- _Problem details_: Where does the word "screenshot" appear in the entries below? Copy each line that holds it.
*** Recorded information Section Begins ***
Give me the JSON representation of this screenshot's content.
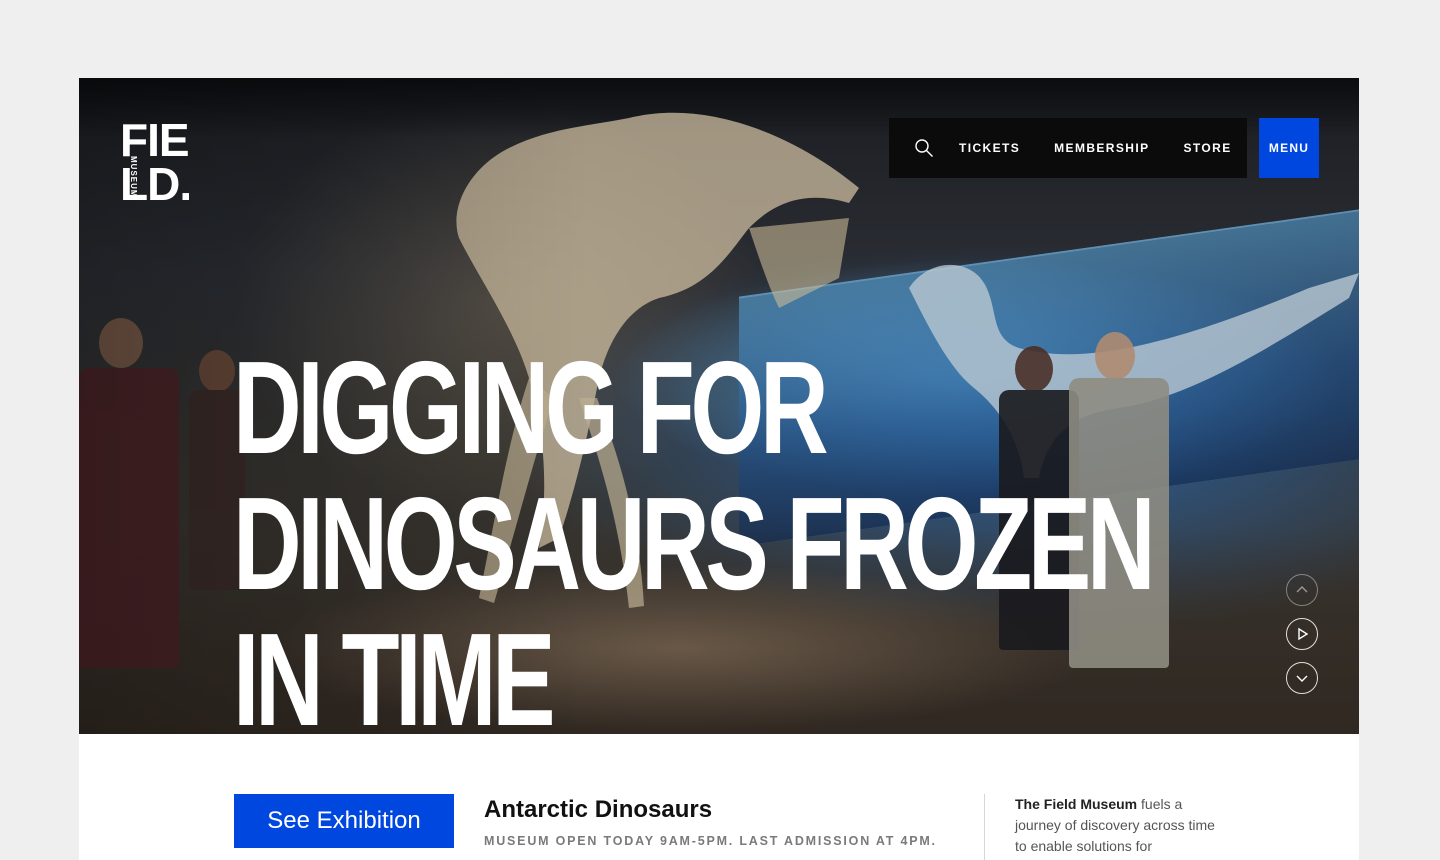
{
  "logo": {
    "line1": "FIE",
    "line2": "LD.",
    "sub": "MUSEUM"
  },
  "nav": {
    "search_icon": "search-icon",
    "links": [
      "TICKETS",
      "MEMBERSHIP",
      "STORE"
    ],
    "menu_label": "MENU"
  },
  "hero": {
    "headline": "DIGGING FOR DINOSAURS FROZEN IN TIME",
    "controls": [
      "chevron-up-icon",
      "play-icon",
      "chevron-down-icon"
    ]
  },
  "exhibit": {
    "cta_label": "See Exhibition",
    "title": "Antarctic Dinosaurs",
    "hours": "MUSEUM OPEN TODAY 9AM-5PM. LAST ADMISSION AT 4PM."
  },
  "about": {
    "strong": "The Field Museum",
    "text": " fuels a journey of discovery across time to enable solutions for"
  },
  "colors": {
    "accent": "#0047e0",
    "nav_bg": "#0b0b0b",
    "page_bg": "#efefef"
  }
}
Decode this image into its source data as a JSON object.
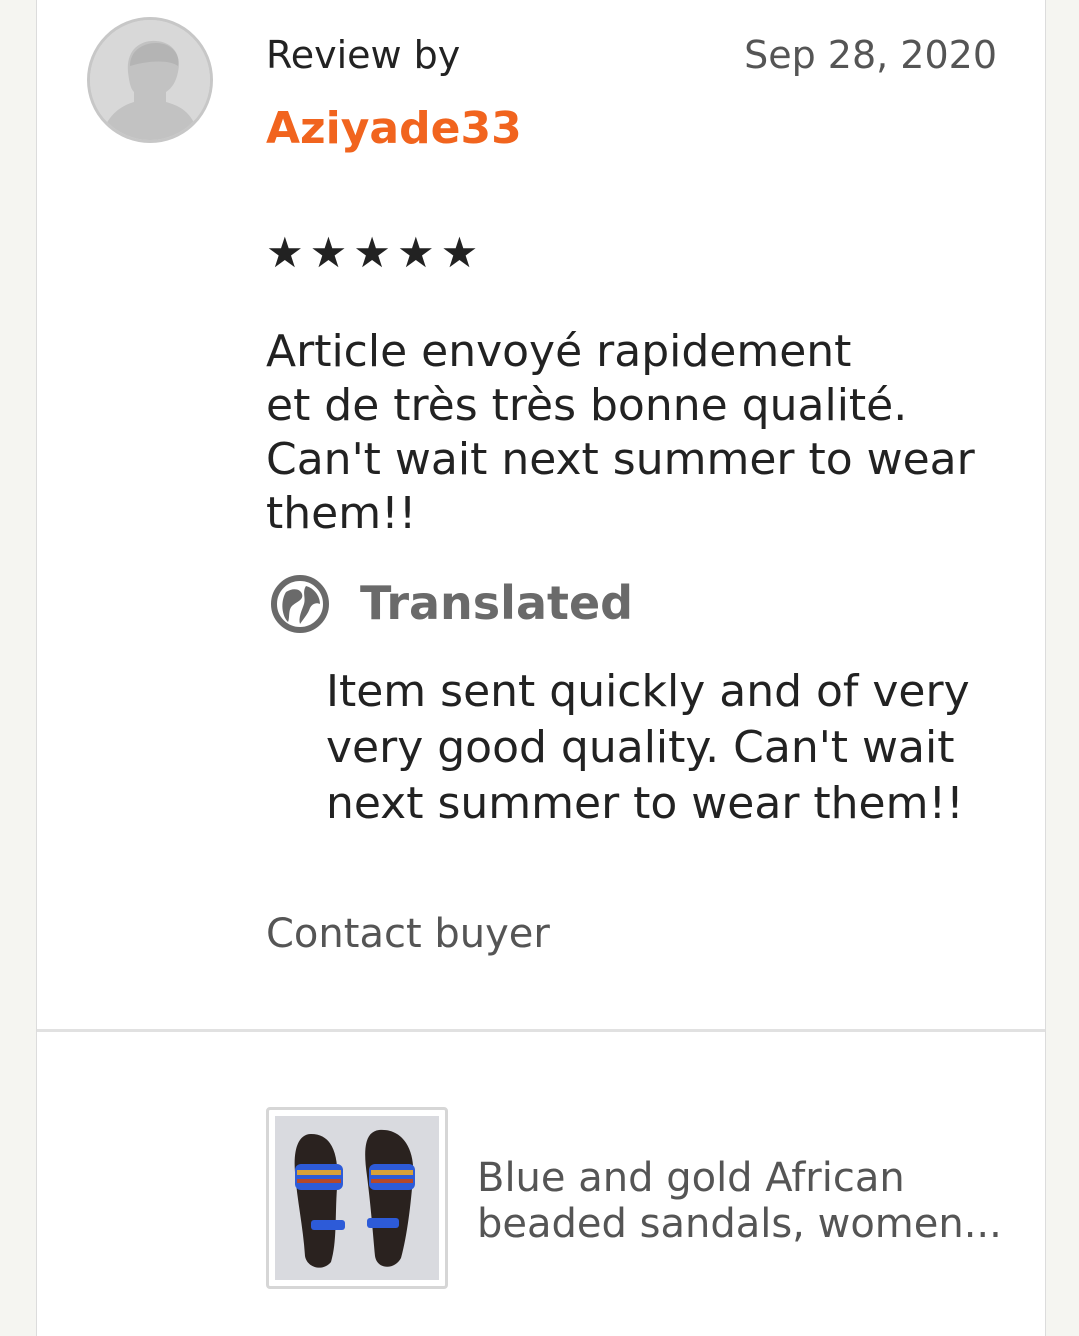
{
  "review": {
    "header_label": "Review by",
    "reviewer_name": "Aziyade33",
    "date": "Sep 28, 2020",
    "rating": 5,
    "rating_display": "★★★★★",
    "text": "Article envoyé rapidement\net de très très bonne qualité.\nCan't wait next summer to wear them!!",
    "translated_label": "Translated",
    "translated_text": "Item sent quickly and of very very good quality. Can't wait next summer to wear them!!",
    "contact_label": "Contact buyer"
  },
  "listing": {
    "title": "Blue and gold African beaded sandals, women..."
  },
  "colors": {
    "accent": "#f1641e",
    "text": "#222222",
    "muted": "#555555",
    "background": "#f5f5f1"
  },
  "icons": {
    "avatar": "default-user-avatar",
    "translate": "globe-icon"
  }
}
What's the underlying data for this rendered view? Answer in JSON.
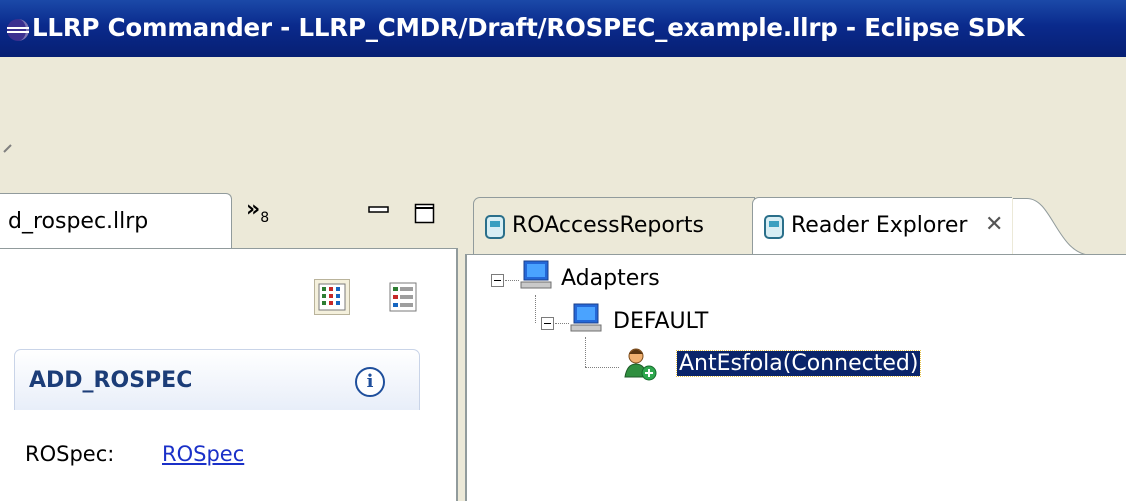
{
  "window": {
    "title": "LLRP Commander - LLRP_CMDR/Draft/ROSPEC_example.llrp - Eclipse SDK"
  },
  "left_view": {
    "tab_label": "d_rospec.llrp",
    "overflow_chevron": "»",
    "overflow_count": "8",
    "section_title": "ADD_ROSPEC",
    "info_glyph": "i",
    "field_label": "ROSpec:",
    "field_link": "ROSpec"
  },
  "right_view": {
    "tabs": [
      {
        "label": "ROAccessReports",
        "active": false
      },
      {
        "label": "Reader Explorer",
        "active": true
      }
    ],
    "close_glyph": "✕",
    "tree": [
      {
        "label": "Adapters",
        "icon": "computer-icon",
        "expanded": true
      },
      {
        "label": "DEFAULT",
        "icon": "computer-icon",
        "expanded": true
      },
      {
        "label": "AntEsfola(Connected)",
        "icon": "connected-reader-icon",
        "selected": true
      }
    ]
  },
  "colors": {
    "title_bar": "#0a2a8c",
    "selection": "#0a246a",
    "link": "#1a30c8",
    "section_title": "#1c3d78"
  }
}
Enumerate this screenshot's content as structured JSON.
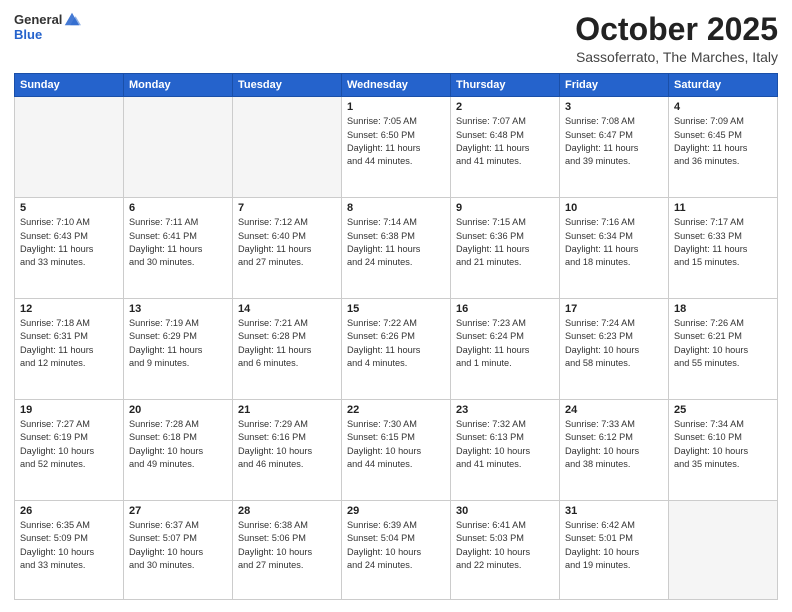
{
  "header": {
    "logo_line1": "General",
    "logo_line2": "Blue",
    "month": "October 2025",
    "location": "Sassoferrato, The Marches, Italy"
  },
  "weekdays": [
    "Sunday",
    "Monday",
    "Tuesday",
    "Wednesday",
    "Thursday",
    "Friday",
    "Saturday"
  ],
  "weeks": [
    [
      {
        "day": "",
        "info": ""
      },
      {
        "day": "",
        "info": ""
      },
      {
        "day": "",
        "info": ""
      },
      {
        "day": "1",
        "info": "Sunrise: 7:05 AM\nSunset: 6:50 PM\nDaylight: 11 hours\nand 44 minutes."
      },
      {
        "day": "2",
        "info": "Sunrise: 7:07 AM\nSunset: 6:48 PM\nDaylight: 11 hours\nand 41 minutes."
      },
      {
        "day": "3",
        "info": "Sunrise: 7:08 AM\nSunset: 6:47 PM\nDaylight: 11 hours\nand 39 minutes."
      },
      {
        "day": "4",
        "info": "Sunrise: 7:09 AM\nSunset: 6:45 PM\nDaylight: 11 hours\nand 36 minutes."
      }
    ],
    [
      {
        "day": "5",
        "info": "Sunrise: 7:10 AM\nSunset: 6:43 PM\nDaylight: 11 hours\nand 33 minutes."
      },
      {
        "day": "6",
        "info": "Sunrise: 7:11 AM\nSunset: 6:41 PM\nDaylight: 11 hours\nand 30 minutes."
      },
      {
        "day": "7",
        "info": "Sunrise: 7:12 AM\nSunset: 6:40 PM\nDaylight: 11 hours\nand 27 minutes."
      },
      {
        "day": "8",
        "info": "Sunrise: 7:14 AM\nSunset: 6:38 PM\nDaylight: 11 hours\nand 24 minutes."
      },
      {
        "day": "9",
        "info": "Sunrise: 7:15 AM\nSunset: 6:36 PM\nDaylight: 11 hours\nand 21 minutes."
      },
      {
        "day": "10",
        "info": "Sunrise: 7:16 AM\nSunset: 6:34 PM\nDaylight: 11 hours\nand 18 minutes."
      },
      {
        "day": "11",
        "info": "Sunrise: 7:17 AM\nSunset: 6:33 PM\nDaylight: 11 hours\nand 15 minutes."
      }
    ],
    [
      {
        "day": "12",
        "info": "Sunrise: 7:18 AM\nSunset: 6:31 PM\nDaylight: 11 hours\nand 12 minutes."
      },
      {
        "day": "13",
        "info": "Sunrise: 7:19 AM\nSunset: 6:29 PM\nDaylight: 11 hours\nand 9 minutes."
      },
      {
        "day": "14",
        "info": "Sunrise: 7:21 AM\nSunset: 6:28 PM\nDaylight: 11 hours\nand 6 minutes."
      },
      {
        "day": "15",
        "info": "Sunrise: 7:22 AM\nSunset: 6:26 PM\nDaylight: 11 hours\nand 4 minutes."
      },
      {
        "day": "16",
        "info": "Sunrise: 7:23 AM\nSunset: 6:24 PM\nDaylight: 11 hours\nand 1 minute."
      },
      {
        "day": "17",
        "info": "Sunrise: 7:24 AM\nSunset: 6:23 PM\nDaylight: 10 hours\nand 58 minutes."
      },
      {
        "day": "18",
        "info": "Sunrise: 7:26 AM\nSunset: 6:21 PM\nDaylight: 10 hours\nand 55 minutes."
      }
    ],
    [
      {
        "day": "19",
        "info": "Sunrise: 7:27 AM\nSunset: 6:19 PM\nDaylight: 10 hours\nand 52 minutes."
      },
      {
        "day": "20",
        "info": "Sunrise: 7:28 AM\nSunset: 6:18 PM\nDaylight: 10 hours\nand 49 minutes."
      },
      {
        "day": "21",
        "info": "Sunrise: 7:29 AM\nSunset: 6:16 PM\nDaylight: 10 hours\nand 46 minutes."
      },
      {
        "day": "22",
        "info": "Sunrise: 7:30 AM\nSunset: 6:15 PM\nDaylight: 10 hours\nand 44 minutes."
      },
      {
        "day": "23",
        "info": "Sunrise: 7:32 AM\nSunset: 6:13 PM\nDaylight: 10 hours\nand 41 minutes."
      },
      {
        "day": "24",
        "info": "Sunrise: 7:33 AM\nSunset: 6:12 PM\nDaylight: 10 hours\nand 38 minutes."
      },
      {
        "day": "25",
        "info": "Sunrise: 7:34 AM\nSunset: 6:10 PM\nDaylight: 10 hours\nand 35 minutes."
      }
    ],
    [
      {
        "day": "26",
        "info": "Sunrise: 6:35 AM\nSunset: 5:09 PM\nDaylight: 10 hours\nand 33 minutes."
      },
      {
        "day": "27",
        "info": "Sunrise: 6:37 AM\nSunset: 5:07 PM\nDaylight: 10 hours\nand 30 minutes."
      },
      {
        "day": "28",
        "info": "Sunrise: 6:38 AM\nSunset: 5:06 PM\nDaylight: 10 hours\nand 27 minutes."
      },
      {
        "day": "29",
        "info": "Sunrise: 6:39 AM\nSunset: 5:04 PM\nDaylight: 10 hours\nand 24 minutes."
      },
      {
        "day": "30",
        "info": "Sunrise: 6:41 AM\nSunset: 5:03 PM\nDaylight: 10 hours\nand 22 minutes."
      },
      {
        "day": "31",
        "info": "Sunrise: 6:42 AM\nSunset: 5:01 PM\nDaylight: 10 hours\nand 19 minutes."
      },
      {
        "day": "",
        "info": ""
      }
    ]
  ]
}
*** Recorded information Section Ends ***
- _Solution to this task_:
Give me the JSON representation of this screenshot's content.
Enumerate this screenshot's content as structured JSON.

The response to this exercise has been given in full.